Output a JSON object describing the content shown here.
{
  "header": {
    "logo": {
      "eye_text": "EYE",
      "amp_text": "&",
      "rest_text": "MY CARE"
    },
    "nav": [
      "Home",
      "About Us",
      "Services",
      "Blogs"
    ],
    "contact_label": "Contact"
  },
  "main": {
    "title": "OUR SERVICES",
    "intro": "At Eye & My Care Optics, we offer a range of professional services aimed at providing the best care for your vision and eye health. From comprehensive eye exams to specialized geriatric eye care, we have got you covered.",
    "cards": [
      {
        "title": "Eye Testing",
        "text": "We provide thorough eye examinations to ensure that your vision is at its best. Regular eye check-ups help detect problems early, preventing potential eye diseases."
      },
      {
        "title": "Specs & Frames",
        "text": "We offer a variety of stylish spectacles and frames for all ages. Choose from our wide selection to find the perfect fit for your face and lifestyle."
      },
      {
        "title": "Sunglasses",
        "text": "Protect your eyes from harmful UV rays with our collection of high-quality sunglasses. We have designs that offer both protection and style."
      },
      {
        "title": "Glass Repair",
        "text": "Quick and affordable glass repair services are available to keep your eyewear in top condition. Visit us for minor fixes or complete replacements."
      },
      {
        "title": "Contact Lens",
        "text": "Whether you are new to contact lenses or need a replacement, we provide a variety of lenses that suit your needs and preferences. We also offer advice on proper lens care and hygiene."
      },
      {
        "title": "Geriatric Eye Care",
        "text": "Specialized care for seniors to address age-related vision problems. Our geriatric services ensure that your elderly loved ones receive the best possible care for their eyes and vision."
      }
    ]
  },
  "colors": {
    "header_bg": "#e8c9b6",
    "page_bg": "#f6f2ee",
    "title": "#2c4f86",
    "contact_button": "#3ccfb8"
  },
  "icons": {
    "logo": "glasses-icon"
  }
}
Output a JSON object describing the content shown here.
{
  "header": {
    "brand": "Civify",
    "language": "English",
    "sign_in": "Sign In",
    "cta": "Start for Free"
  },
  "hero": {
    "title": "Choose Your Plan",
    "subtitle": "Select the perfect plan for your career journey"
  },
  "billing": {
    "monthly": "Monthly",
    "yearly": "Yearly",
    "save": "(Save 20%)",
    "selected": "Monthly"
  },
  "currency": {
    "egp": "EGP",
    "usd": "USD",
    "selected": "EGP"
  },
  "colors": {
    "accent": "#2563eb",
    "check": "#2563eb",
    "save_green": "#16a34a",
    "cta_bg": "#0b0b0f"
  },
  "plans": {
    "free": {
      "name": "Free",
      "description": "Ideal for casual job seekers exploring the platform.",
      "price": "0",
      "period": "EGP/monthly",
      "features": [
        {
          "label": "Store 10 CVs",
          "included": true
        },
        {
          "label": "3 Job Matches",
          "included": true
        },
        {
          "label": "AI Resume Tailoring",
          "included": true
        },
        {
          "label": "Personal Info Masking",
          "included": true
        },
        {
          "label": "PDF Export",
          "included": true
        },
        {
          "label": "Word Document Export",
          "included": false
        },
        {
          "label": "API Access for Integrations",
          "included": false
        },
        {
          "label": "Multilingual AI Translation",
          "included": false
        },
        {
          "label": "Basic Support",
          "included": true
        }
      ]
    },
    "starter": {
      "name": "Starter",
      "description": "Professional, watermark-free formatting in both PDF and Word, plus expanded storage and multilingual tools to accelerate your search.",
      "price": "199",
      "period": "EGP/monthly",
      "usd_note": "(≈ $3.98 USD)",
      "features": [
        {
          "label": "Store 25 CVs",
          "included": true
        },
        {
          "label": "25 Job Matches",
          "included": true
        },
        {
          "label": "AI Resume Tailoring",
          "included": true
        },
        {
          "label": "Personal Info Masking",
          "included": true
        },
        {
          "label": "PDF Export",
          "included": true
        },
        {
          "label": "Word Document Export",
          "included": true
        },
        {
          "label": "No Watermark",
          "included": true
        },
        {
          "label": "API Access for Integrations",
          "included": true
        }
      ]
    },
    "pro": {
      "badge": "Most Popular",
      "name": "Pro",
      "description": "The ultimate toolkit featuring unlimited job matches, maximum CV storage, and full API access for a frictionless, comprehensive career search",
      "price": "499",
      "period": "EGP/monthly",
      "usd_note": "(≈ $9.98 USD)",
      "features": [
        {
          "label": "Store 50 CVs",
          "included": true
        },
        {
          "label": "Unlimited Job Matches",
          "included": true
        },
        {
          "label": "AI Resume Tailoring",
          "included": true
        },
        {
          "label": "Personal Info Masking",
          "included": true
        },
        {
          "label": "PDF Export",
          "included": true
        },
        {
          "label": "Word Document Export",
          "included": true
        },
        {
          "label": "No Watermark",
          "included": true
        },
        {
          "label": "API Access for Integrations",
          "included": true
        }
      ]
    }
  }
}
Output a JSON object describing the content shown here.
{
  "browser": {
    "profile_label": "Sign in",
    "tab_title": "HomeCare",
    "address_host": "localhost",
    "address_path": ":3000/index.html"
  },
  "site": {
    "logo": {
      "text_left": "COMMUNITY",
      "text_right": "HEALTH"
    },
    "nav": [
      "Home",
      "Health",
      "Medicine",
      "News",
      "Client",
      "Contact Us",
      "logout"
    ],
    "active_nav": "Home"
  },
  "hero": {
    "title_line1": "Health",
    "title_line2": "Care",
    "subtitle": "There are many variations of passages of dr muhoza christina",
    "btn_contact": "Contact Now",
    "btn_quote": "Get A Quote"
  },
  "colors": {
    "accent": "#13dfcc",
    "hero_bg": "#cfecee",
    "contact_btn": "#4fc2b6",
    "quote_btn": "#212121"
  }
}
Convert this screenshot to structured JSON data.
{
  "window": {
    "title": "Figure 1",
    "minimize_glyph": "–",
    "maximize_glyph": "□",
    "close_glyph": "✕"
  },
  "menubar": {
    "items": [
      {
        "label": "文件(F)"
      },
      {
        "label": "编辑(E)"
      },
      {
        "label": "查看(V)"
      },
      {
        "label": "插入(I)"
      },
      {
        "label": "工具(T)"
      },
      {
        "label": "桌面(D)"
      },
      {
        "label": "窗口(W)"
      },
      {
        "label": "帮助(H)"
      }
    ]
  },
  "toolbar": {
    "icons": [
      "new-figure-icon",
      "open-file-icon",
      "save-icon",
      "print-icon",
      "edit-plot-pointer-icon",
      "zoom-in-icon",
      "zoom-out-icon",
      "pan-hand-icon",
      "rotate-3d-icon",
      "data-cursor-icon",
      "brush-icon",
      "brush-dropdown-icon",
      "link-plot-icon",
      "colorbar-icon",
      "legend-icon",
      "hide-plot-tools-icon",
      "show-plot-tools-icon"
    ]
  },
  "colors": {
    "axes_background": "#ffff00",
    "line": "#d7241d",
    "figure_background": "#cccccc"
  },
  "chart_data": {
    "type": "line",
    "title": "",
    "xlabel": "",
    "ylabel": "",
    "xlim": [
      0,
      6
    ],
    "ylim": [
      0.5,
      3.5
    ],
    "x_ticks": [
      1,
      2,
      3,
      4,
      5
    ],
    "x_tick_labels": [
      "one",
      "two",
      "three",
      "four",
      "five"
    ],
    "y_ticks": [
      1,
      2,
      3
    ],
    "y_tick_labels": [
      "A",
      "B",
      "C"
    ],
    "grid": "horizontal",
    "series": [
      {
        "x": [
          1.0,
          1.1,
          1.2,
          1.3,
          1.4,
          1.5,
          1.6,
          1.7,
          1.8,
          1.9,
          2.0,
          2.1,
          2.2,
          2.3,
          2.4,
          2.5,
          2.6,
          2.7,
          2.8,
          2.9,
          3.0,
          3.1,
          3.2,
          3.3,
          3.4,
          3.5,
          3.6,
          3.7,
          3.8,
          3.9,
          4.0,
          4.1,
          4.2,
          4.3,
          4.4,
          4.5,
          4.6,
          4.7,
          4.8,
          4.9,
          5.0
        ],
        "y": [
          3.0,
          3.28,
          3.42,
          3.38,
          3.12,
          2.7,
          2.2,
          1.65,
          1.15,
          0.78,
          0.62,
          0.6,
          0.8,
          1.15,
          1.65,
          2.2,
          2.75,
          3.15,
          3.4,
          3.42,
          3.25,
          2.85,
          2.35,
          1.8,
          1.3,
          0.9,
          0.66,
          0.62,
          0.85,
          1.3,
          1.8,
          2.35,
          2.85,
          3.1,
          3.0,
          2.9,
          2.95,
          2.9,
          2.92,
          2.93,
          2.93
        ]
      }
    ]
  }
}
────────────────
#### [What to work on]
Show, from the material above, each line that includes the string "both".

#### [Task answer]
        "text": "Protect your eyes from harmful UV rays with our collection of high-quality sunglasses. We have designs that offer both protection and style."
      "description": "Professional, watermark-free formatting in both PDF and Word, plus expanded storage and multilingual tools to accelerate your search.",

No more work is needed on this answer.